Another nice feature that helps this game stand out is the fact that only one of you need to actually own the full title as the other player simply needs to download the ‘trial’ version of the game to allow them to be invited to be part of your playthrough. For a game that must be played in co-op, this was quite an obvious thing to allow players to do but it’s still a really nice touch that the studio allows, what is basically half the intended audience, purchase the title and play it with another individual for free.
The story sees Leo and Vincent trying to escape from prison and track down a character called Harvey who has done some shady things to really piss off both of them. Right from the get-go, the game begins to dynamically shift the screen’s layout to help you and your colleague complete various sections in the story. For the most part, the screen will be split in two, letting both players go off and explore each area at their own pace before having to meet up again at the same point in the level to complete joint challenges.
It’s not all about completing one challenge after another though as the game also has moments which allow both players to try out various mini-games within the different areas.
For example, there’s one section where my twin and I got a chance to play virtual Connect Four in a hospital waiting room as we were on our way to the next part of the story. Admittedly, this may sounds quite trivial and benign, but it was a really nice moment, even if we were actually 7000km+ apart when it happened. (For the record, I won 2 out of the 3 games.)
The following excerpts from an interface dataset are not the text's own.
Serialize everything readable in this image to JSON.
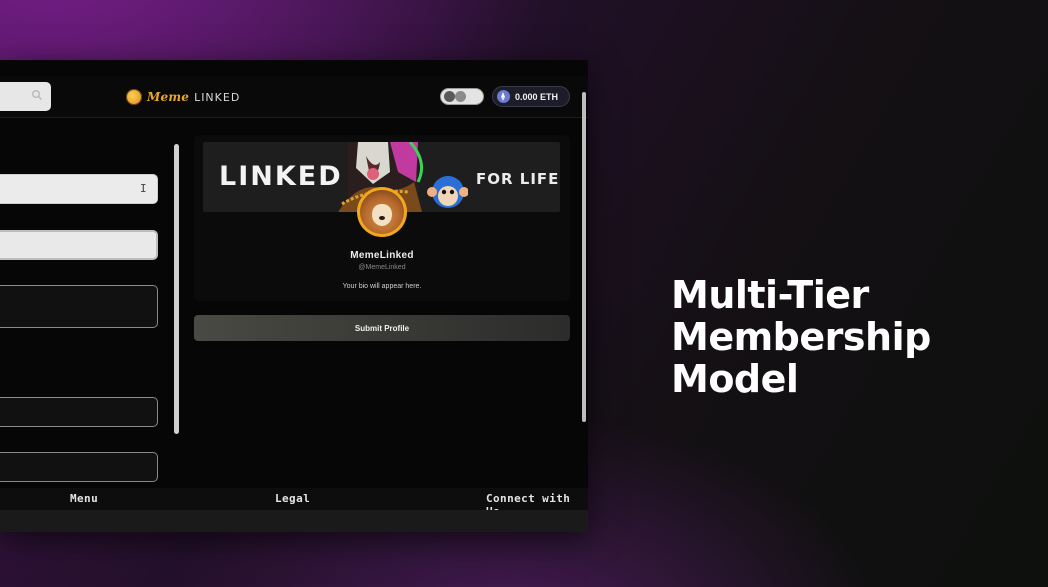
{
  "header": {
    "brand_meme": "Meme",
    "brand_linked": "LINKED",
    "eth_balance": "0.000 ETH"
  },
  "preview": {
    "banner_left_text": "LINKED",
    "banner_right_text": "FOR LIFE",
    "name": "MemeLinked",
    "handle": "@MemeLinked",
    "bio": "Your bio will appear here."
  },
  "actions": {
    "submit_label": "Submit Profile"
  },
  "footer": {
    "menu": "Menu",
    "legal": "Legal",
    "connect": "Connect with Us"
  },
  "headline": {
    "line1": "Multi-Tier",
    "line2": "Membership",
    "line3": "Model"
  },
  "colors": {
    "brand_gold": "#e8a82a",
    "avatar_ring": "#f3a81c",
    "eth_blue": "#6a7bd6"
  },
  "icons": {
    "search": "search-icon",
    "logo": "memelinked-logo-icon",
    "eth": "ethereum-icon",
    "toggle": "theme-toggle"
  }
}
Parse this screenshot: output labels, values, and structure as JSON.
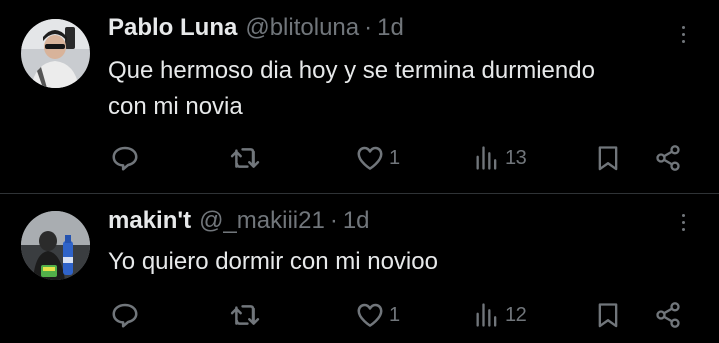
{
  "posts": [
    {
      "name": "Pablo Luna",
      "handle": "@blitoluna",
      "separator": "·",
      "time": "1d",
      "text_lines": [
        "Que hermoso dia hoy y se termina durmiendo",
        "con mi novia"
      ],
      "avatar_icon": "profile-photo",
      "actions": {
        "reply_count": "",
        "retweet_count": "",
        "like_count": "1",
        "views_count": "13"
      }
    },
    {
      "name": "makin't",
      "handle": "@_makiii21",
      "separator": "·",
      "time": "1d",
      "text_lines": [
        "Yo quiero dormir con mi novioo"
      ],
      "avatar_icon": "profile-photo",
      "actions": {
        "reply_count": "",
        "retweet_count": "",
        "like_count": "1",
        "views_count": "12"
      }
    }
  ],
  "colors": {
    "background": "#000000",
    "primary_text": "#e7e9ea",
    "secondary_text": "#71767b",
    "divider": "#2f3336"
  },
  "icons": [
    "reply-icon",
    "retweet-icon",
    "like-icon",
    "views-icon",
    "bookmark-icon",
    "share-icon",
    "more-icon"
  ]
}
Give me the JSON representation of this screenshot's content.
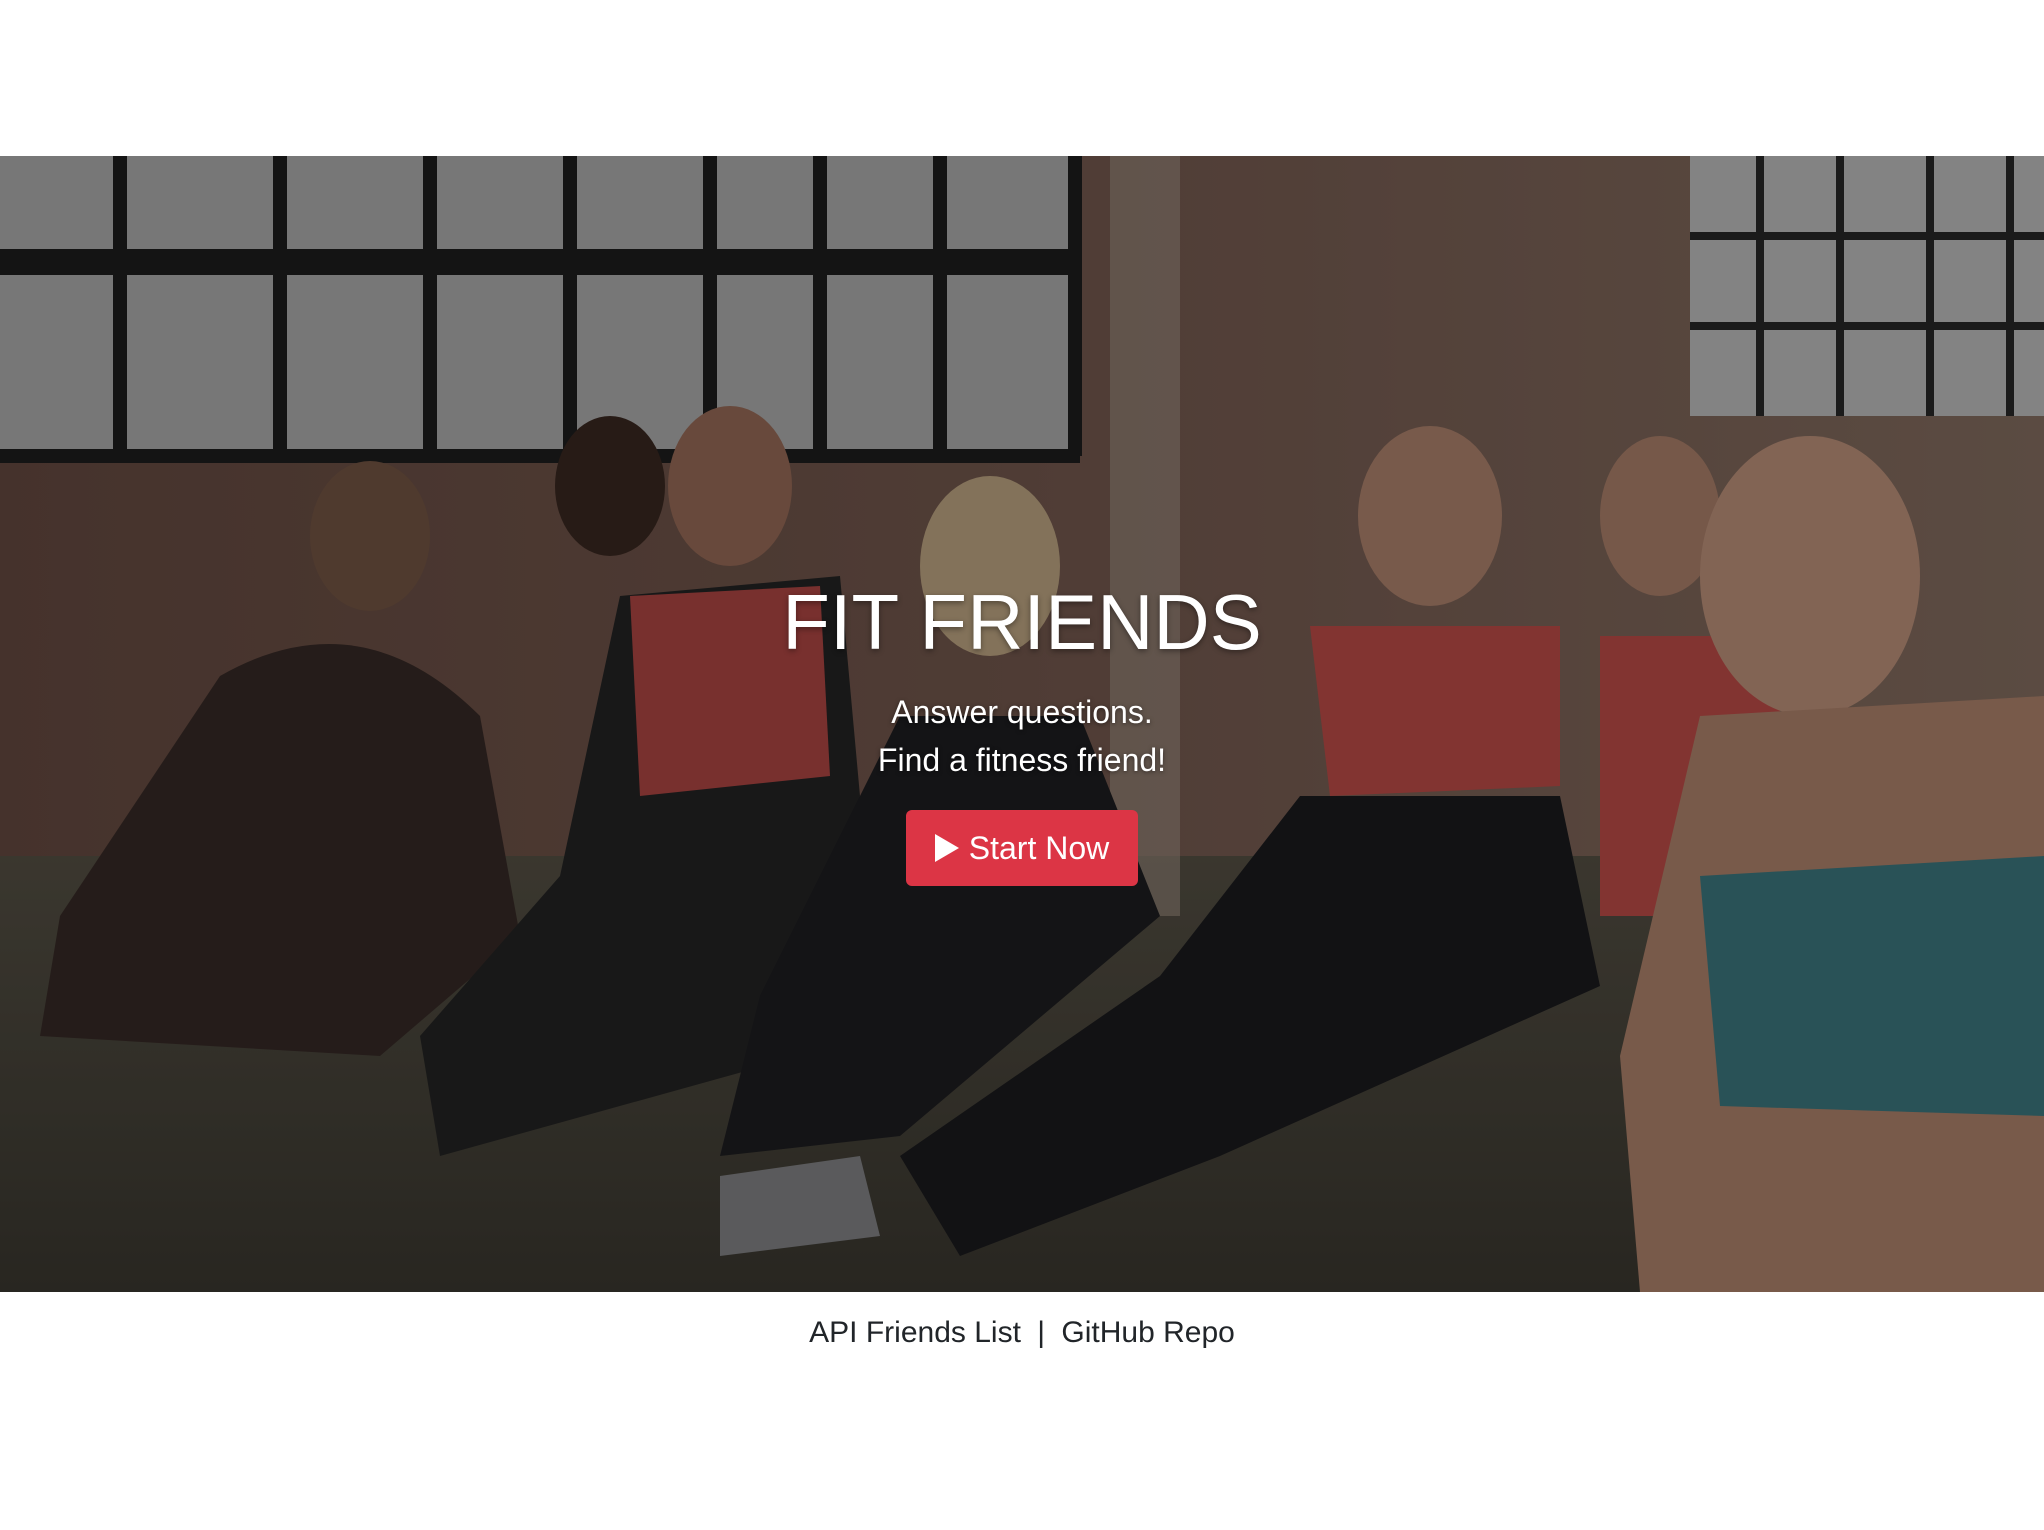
{
  "hero": {
    "title": "FIT FRIENDS",
    "subtitle_line1": "Answer questions.",
    "subtitle_line2": "Find a fitness friend!",
    "button_label": "Start Now",
    "button_icon": "play-icon",
    "button_color": "#dc3545"
  },
  "footer": {
    "link1": "API Friends List",
    "separator": "|",
    "link2": "GitHub Repo"
  }
}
It’s moments like these which show off how effective A Way Out’s ‘co-op only’ mechanic really is. Visually, this is a fantastic looking game. With extremely life-like character animations, beautiful lighting and environmental design and an overall high-level of polish, A Way Out can sit right up there with other fantastic looking titles such as Far Cry 5 and Star Wars: Battlefront II.
In the end, we both found the story to be engrossing for the majority of our playthrough and the sheer amount of varied gameplay mechanics kept things fresh throughout. The team at Hazelight Studios really have created something special and, even with the many titles I review each year as part of this job, it’s one game I won’t be forgetting for quite some time.
P.S. Here’s a photo of my twin and I when I visited him last month in Vancouver.